Mark Richardson worked for the Chicago Transit Authority as a Bus Operator from 1999 to 2012. He took an extended medical leave from work and attempted to return to his job in September 2010. The Authority sent plaintiff for a fitness exam, and the doctor cleared Richardson to return to work. He was next required to submit to a safety assessment, which he contended turned out to be different than the normal safety assessment required of bus operators.
The Authority eventually rejected Plaintiff’s request to return to work. Plaintiff then filed a charge with the EEOC, stating that the Authority discriminated against him based his disability, namely severe obesity. After the parties were not able to resolve the charge, plaintiff sued in federal court.
Defendant Transit Authority moved to dismiss the case right away before doing any discovery by arguing that the plaintiff’s complaint was fatally flawed. The Authority argued that obesity is not a disability unless it is due to a physiological disorder and further contended that since plaintiff never alleged that there was a physiological basis for his obesity, his complaint must be dismissed.
The Court noted that the Americans with Disabilities Act Amendments Act of 2008 expanded coverage under the ADA. The Court reflected on 42 U.S.C. 12102(3)(A), which states:
An individual is ‘regarded as having such an impairment’ if the individual is subjected to a prohibited action because of an actual or perceived physical or mental impairment, whether or not that impairment substantially limits, or is perceived to substantially limit, a major life activity.
The Court also reviewed conflicting decisions nationally on the question of whether a plaintiff must prove a physiological basis for obesity to establish a disability. It observed that there is a split among Circuit Courts on what is required for obesity to be considered a covered disability. Some Circuit Courts have required proof of a physiological basis for obesity while others have not.
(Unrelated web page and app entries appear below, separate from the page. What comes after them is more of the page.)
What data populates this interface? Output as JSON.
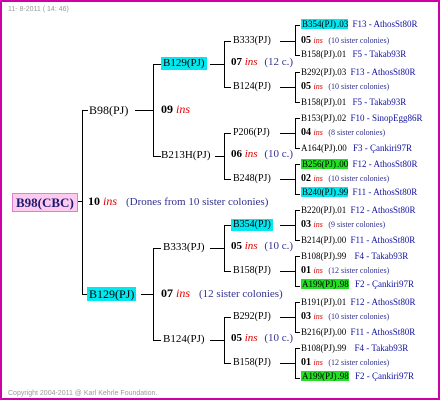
{
  "stamp_top": "11-  8-2011 ( 14: 46)",
  "stamp_bottom": "Copyright 2004-2011 @ Karl Kehrle Foundation.",
  "root": {
    "label": "B98(CBC)"
  },
  "root_link": {
    "num": "10",
    "ins": "ins",
    "note": "(Drones from 10 sister colonies)"
  },
  "g1": [
    {
      "label": "B98(PJ)",
      "num": "09",
      "ins": "ins"
    },
    {
      "label": "B129(PJ)",
      "num": "07",
      "ins": "ins",
      "note": "(12 sister colonies)"
    }
  ],
  "g2": [
    {
      "label": "B129(PJ)",
      "num": "07",
      "ins": "ins",
      "note": "(12 c.)"
    },
    {
      "label": "B213H(PJ)",
      "num": "06",
      "ins": "ins",
      "note": "(10 c.)"
    },
    {
      "label": "B333(PJ)",
      "num": "05",
      "ins": "ins",
      "note": "(10 c.)"
    },
    {
      "label": "B124(PJ)",
      "num": "05",
      "ins": "ins",
      "note": "(10 c.)"
    }
  ],
  "g3": [
    {
      "label": "B333(PJ)",
      "num": "05",
      "ins": "ins",
      "note": "(10 sister colonies)"
    },
    {
      "label": "B124(PJ)",
      "num": "05",
      "ins": "ins",
      "note": "(10 sister colonies)"
    },
    {
      "label": "P206(PJ)",
      "num": "04",
      "ins": "ins",
      "note": "(8 sister colonies)"
    },
    {
      "label": "B248(PJ)",
      "num": "02",
      "ins": "ins",
      "note": "(10 sister colonies)"
    },
    {
      "label": "B354(PJ)",
      "num": "03",
      "ins": "ins",
      "note": "(9 sister colonies)"
    },
    {
      "label": "B158(PJ)",
      "num": "01",
      "ins": "ins",
      "note": "(12 sister colonies)"
    },
    {
      "label": "B292(PJ)",
      "num": "03",
      "ins": "ins",
      "note": "(10 sister colonies)"
    },
    {
      "label": "B158(PJ)",
      "num": "01",
      "ins": "ins",
      "note": "(12 sister colonies)"
    }
  ],
  "g4": [
    {
      "id": "B354(PJ)",
      "year": ".03",
      "line": "F13 - AthosSt80R"
    },
    {
      "id": "B158(PJ)",
      "year": ".01",
      "line": "F5 - Takab93R"
    },
    {
      "id": "B292(PJ)",
      "year": ".03",
      "line": "F13 - AthosSt80R"
    },
    {
      "id": "B158(PJ)",
      "year": ".01",
      "line": "F5 - Takab93R"
    },
    {
      "id": "B153(PJ)",
      "year": ".02",
      "line": "F10 - SinopEgg86R"
    },
    {
      "id": "A164(PJ)",
      "year": ".00",
      "line": "F3 - Çankiri97R"
    },
    {
      "id": "B256(PJ)",
      "year": ".00",
      "line": "F12 - AthosSt80R"
    },
    {
      "id": "B240(PJ)",
      "year": ".99",
      "line": "F11 - AthosSt80R"
    },
    {
      "id": "B220(PJ)",
      "year": ".01",
      "line": "F12 - AthosSt80R"
    },
    {
      "id": "B214(PJ)",
      "year": ".00",
      "line": "F11 - AthosSt80R"
    },
    {
      "id": "B108(PJ)",
      "year": ".99",
      "line": "F4 - Takab93R"
    },
    {
      "id": "A199(PJ)",
      "year": ".98",
      "line": "F2 - Çankiri97R"
    },
    {
      "id": "B191(PJ)",
      "year": ".01",
      "line": "F12 - AthosSt80R"
    },
    {
      "id": "B216(PJ)",
      "year": ".00",
      "line": "F11 - AthosSt80R"
    },
    {
      "id": "B108(PJ)",
      "year": ".99",
      "line": "F4 - Takab93R"
    },
    {
      "id": "A199(PJ)",
      "year": ".98",
      "line": "F2 - Çankiri97R"
    }
  ]
}
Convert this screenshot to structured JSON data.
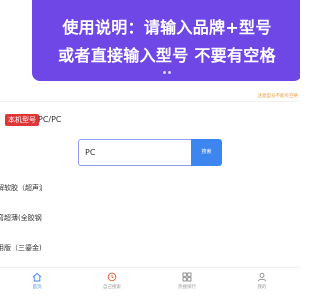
{
  "banner": {
    "line1": "使用说明：请输入品牌+型号",
    "line2": "或者直接输入型号 不要有空格",
    "color": "#6f47e6"
  },
  "notice": "注意型号不能有空格",
  "current_model": {
    "tag": "本机型号",
    "value": "PC/PC"
  },
  "search": {
    "value": "PC",
    "button_label": "搜索",
    "button_color": "#3d86f0"
  },
  "results": [
    "方解软胶（超声波",
    "热弯超薄(全胶钢化",
    "通用版（三鎏金)"
  ],
  "tabbar": {
    "items": [
      {
        "label": "首页",
        "icon": "home-icon",
        "active": true
      },
      {
        "label": "自己搜索",
        "icon": "clock-icon",
        "active": false
      },
      {
        "label": "热搜排行",
        "icon": "grid-icon",
        "active": false
      },
      {
        "label": "我的",
        "icon": "user-icon",
        "active": false
      }
    ]
  }
}
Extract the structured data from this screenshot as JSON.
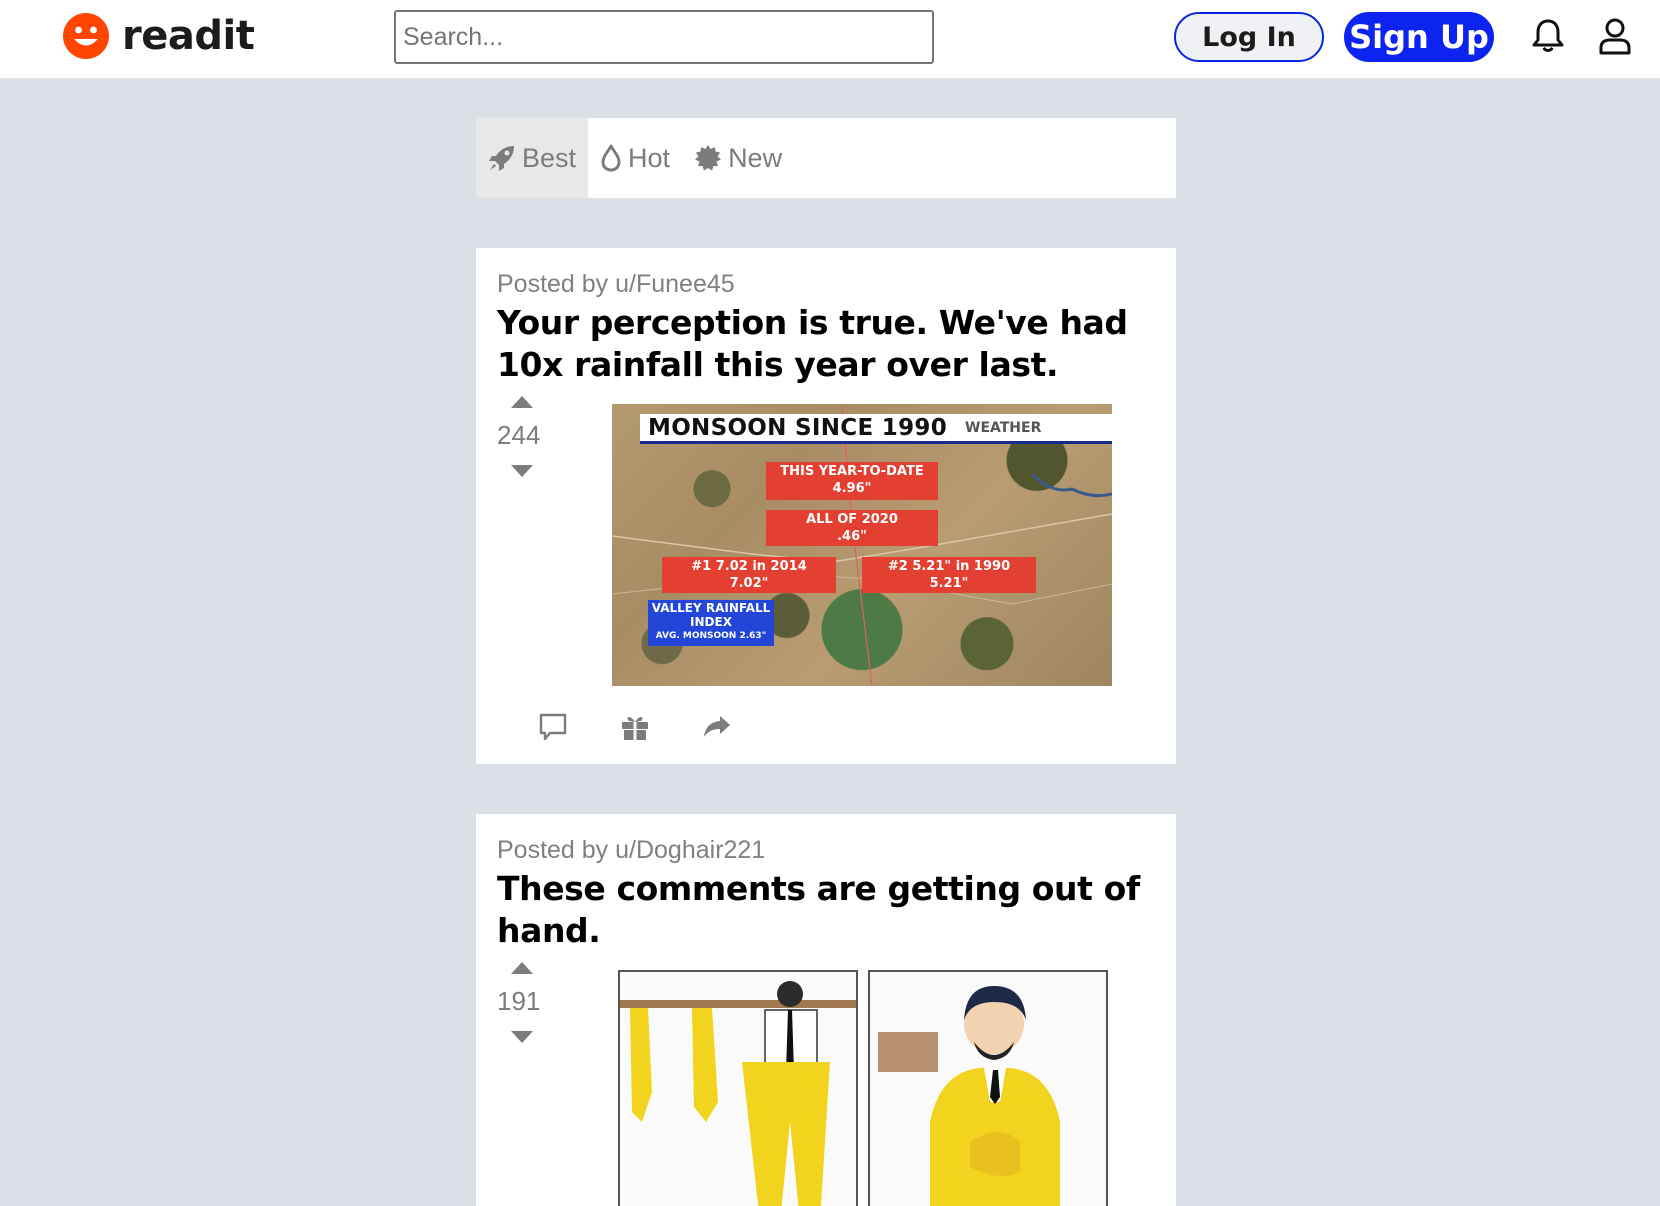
{
  "header": {
    "brand": "readit",
    "search_placeholder": "Search...",
    "login_label": "Log In",
    "signup_label": "Sign Up",
    "accent_color": "#0d23f0",
    "logo_color": "#ff4500"
  },
  "sort": {
    "tabs": [
      {
        "label": "Best",
        "icon": "rocket-icon",
        "active": true
      },
      {
        "label": "Hot",
        "icon": "flame-icon",
        "active": false
      },
      {
        "label": "New",
        "icon": "burst-icon",
        "active": false
      }
    ]
  },
  "posts": [
    {
      "meta": "Posted by u/Funee45",
      "title": "Your perception is true. We've had 10x rainfall this year over last.",
      "votes": "244",
      "image": {
        "banner_title": "MONSOON SINCE 1990",
        "banner_brand": "WEATHER",
        "labels": [
          {
            "line1": "THIS YEAR-TO-DATE",
            "line2": "4.96\""
          },
          {
            "line1": "ALL OF 2020",
            "line2": ".46\""
          },
          {
            "line1": "#1 7.02 in 2014",
            "line2": "7.02\""
          },
          {
            "line1": "#2 5.21\" in 1990",
            "line2": "5.21\""
          }
        ],
        "index_box": {
          "line1": "VALLEY RAINFALL",
          "line2": "INDEX",
          "line3": "AVG. MONSOON 2.63\""
        }
      }
    },
    {
      "meta": "Posted by u/Doghair221",
      "title": "These comments are getting out of hand.",
      "votes": "191"
    }
  ]
}
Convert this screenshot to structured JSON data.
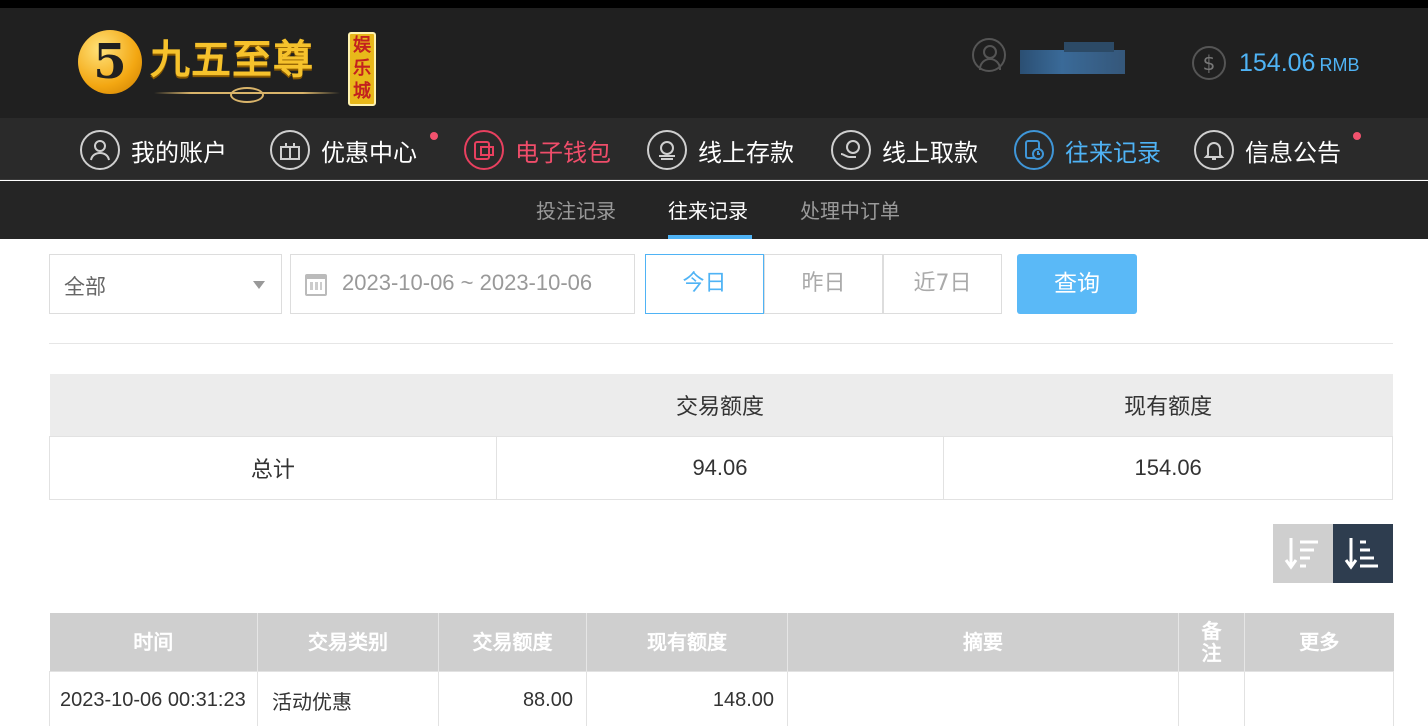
{
  "header": {
    "logo_mark": "5",
    "logo_name": "九五至尊",
    "logo_badge": [
      "娱",
      "乐",
      "城"
    ],
    "balance_value": "154.06",
    "balance_unit": "RMB"
  },
  "main_nav": [
    {
      "label": "我的账户",
      "icon": "user-icon",
      "state": "normal",
      "dot": false
    },
    {
      "label": "优惠中心",
      "icon": "gift-icon",
      "state": "normal",
      "dot": true
    },
    {
      "label": "电子钱包",
      "icon": "wallet-icon",
      "state": "red",
      "dot": false
    },
    {
      "label": "线上存款",
      "icon": "deposit-icon",
      "state": "normal",
      "dot": false
    },
    {
      "label": "线上取款",
      "icon": "withdraw-icon",
      "state": "normal",
      "dot": false
    },
    {
      "label": "往来记录",
      "icon": "records-icon",
      "state": "active",
      "dot": false
    },
    {
      "label": "信息公告",
      "icon": "bell-icon",
      "state": "normal",
      "dot": true
    }
  ],
  "sub_nav": {
    "tabs": [
      "投注记录",
      "往来记录",
      "处理中订单"
    ],
    "active_index": 1
  },
  "filters": {
    "type_select": "全部",
    "date_range": "2023-10-06 ~ 2023-10-06",
    "quick_ranges": [
      "今日",
      "昨日",
      "近7日"
    ],
    "quick_active_index": 0,
    "search_label": "查询"
  },
  "summary": {
    "headers": [
      "",
      "交易额度",
      "现有额度"
    ],
    "row": {
      "label": "总计",
      "transaction": "94.06",
      "current": "154.06"
    }
  },
  "records": {
    "headers": [
      "时间",
      "交易类别",
      "交易额度",
      "现有额度",
      "摘要",
      "备注",
      "更多"
    ],
    "rows": [
      {
        "time": "2023-10-06 00:31:23",
        "category": "活动优惠",
        "amount": "88.00",
        "balance": "148.00",
        "summary": "",
        "remark": "",
        "more": ""
      }
    ]
  },
  "colors": {
    "accent_blue": "#4fb3f5",
    "accent_red": "#ef4d6a",
    "header_bg": "#202020",
    "sort_desc_bg": "#2e3d4f"
  }
}
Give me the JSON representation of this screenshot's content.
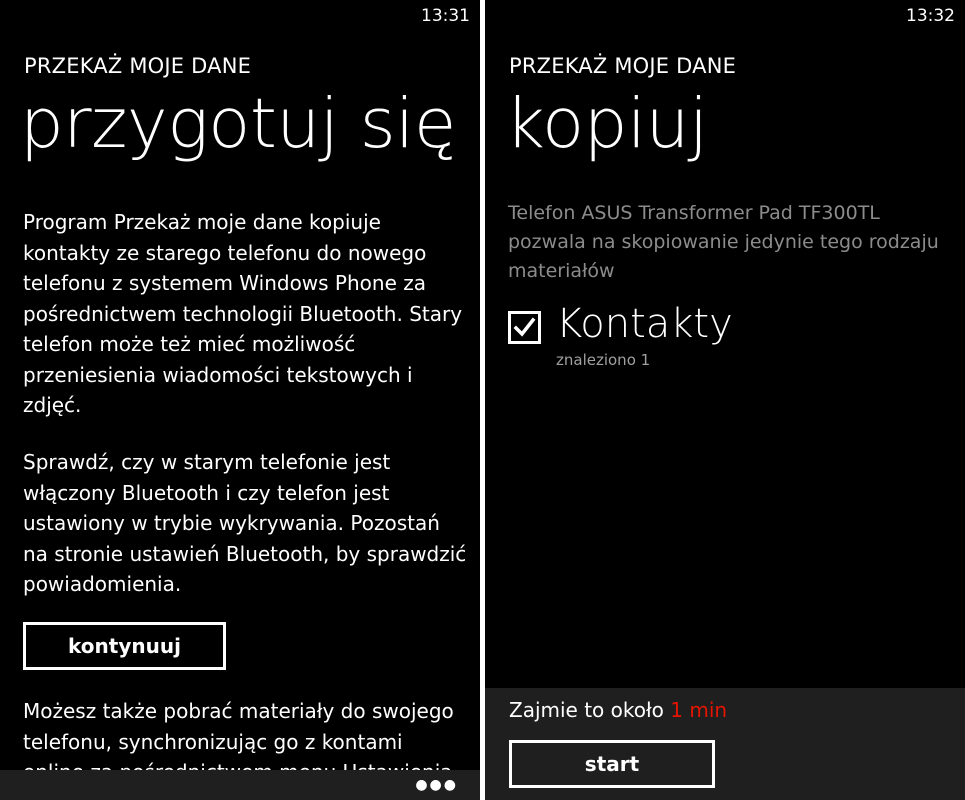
{
  "left": {
    "time": "13:31",
    "app_title": "PRZEKAŻ MOJE DANE",
    "page_title": "przygotuj się",
    "paragraph1": "Program Przekaż moje dane kopiuje kontakty ze starego telefonu do nowego telefonu z systemem Windows Phone za pośrednictwem technologii Bluetooth. Stary telefon może też mieć możliwość przeniesienia wiadomości tekstowych i zdjęć.",
    "paragraph2": "Sprawdź, czy w starym telefonie jest włączony Bluetooth i czy telefon jest ustawiony w trybie wykrywania. Pozostań na stronie ustawień Bluetooth, by sprawdzić powiadomienia.",
    "continue_label": "kontynuuj",
    "paragraph3": "Możesz także pobrać materiały do swojego telefonu, synchronizując go z kontami online za pośrednictwem menu Ustawienia",
    "more_icon": "ellipsis-icon"
  },
  "right": {
    "time": "13:32",
    "app_title": "PRZEKAŻ MOJE DANE",
    "page_title": "kopiuj",
    "description": "Telefon ASUS Transformer Pad TF300TL pozwala na skopiowanie jedynie tego rodzaju materiałów",
    "contacts_label": "Kontakty",
    "contacts_checked": true,
    "contacts_count": "znaleziono 1",
    "estimate_prefix": "Zajmie to około",
    "estimate_value": "1 min",
    "start_label": "start"
  },
  "colors": {
    "background": "#000000",
    "accent": "#e51400",
    "appbar": "#1f1f1f",
    "subtle_text": "#8c8c8c",
    "divider": "#ffffff"
  }
}
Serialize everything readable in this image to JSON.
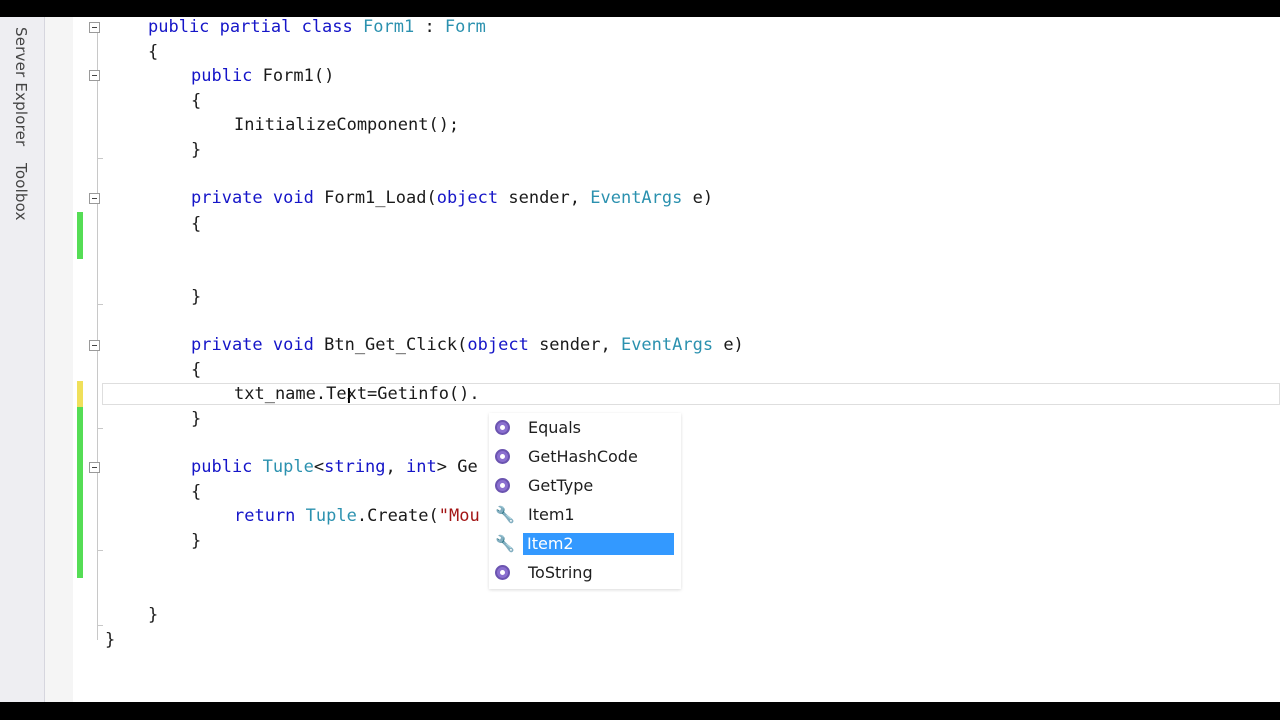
{
  "side_tabs": [
    "Server Explorer",
    "Toolbox"
  ],
  "code": {
    "line1": {
      "k1": "public",
      "k2": "partial",
      "k3": "class",
      "t1": "Form1",
      "sep": " : ",
      "t2": "Form"
    },
    "brace": "{",
    "close": "}",
    "line3": {
      "k1": "public",
      "name": "Form1()"
    },
    "line5": "InitializeComponent();",
    "line8": {
      "k1": "private",
      "k2": "void",
      "name": "Form1_Load(",
      "k3": "object",
      "arg": " sender, ",
      "t1": "EventArgs",
      "end": " e)"
    },
    "line14": {
      "k1": "private",
      "k2": "void",
      "name": "Btn_Get_Click(",
      "k3": "object",
      "arg": " sender, ",
      "t1": "EventArgs",
      "end": " e)"
    },
    "line16": "txt_name.Text=Getinfo().",
    "line19": {
      "k1": "public",
      "t1": "Tuple",
      "lt": "<",
      "k2": "string",
      "comma": ", ",
      "k3": "int",
      "gt": ">",
      "name": " Ge"
    },
    "line21": {
      "k1": "return",
      "t1": "Tuple",
      "call": ".Create(",
      "str": "\"Mou"
    }
  },
  "intellisense": {
    "items": [
      {
        "label": "Equals",
        "icon": "method-icon"
      },
      {
        "label": "GetHashCode",
        "icon": "method-icon"
      },
      {
        "label": "GetType",
        "icon": "method-icon"
      },
      {
        "label": "Item1",
        "icon": "wrench-icon"
      },
      {
        "label": "Item2",
        "icon": "wrench-icon",
        "selected": true
      },
      {
        "label": "ToString",
        "icon": "method-icon"
      }
    ]
  },
  "colors": {
    "keyword": "#1515c8",
    "type": "#2b91af",
    "string": "#a31515",
    "selection": "#3399ff",
    "change_saved": "#55dd55",
    "change_unsaved": "#f0e05a"
  }
}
In this case the Court did not decide which approach was right, but it said that “[e]ven if Plaintiff is ultimately required to prove that his obesity was caused by a physiological disorder, he was not required to allege the same.” In other words, plaintiff’s complaint was sufficient to allow him to move forward with discovery and to attempt to prove his case.
The case can be found at Richardson v. Chicago Transit Authority, 2016 U.S. Dist. LEXIS 143485 (N.D. Ill. 2016). It is an interesting case because obesity claims are likely to become a major area of litigation given both the near epidemic levels of obesity in the United States and the expansion of coverage of disability under the ADAAA.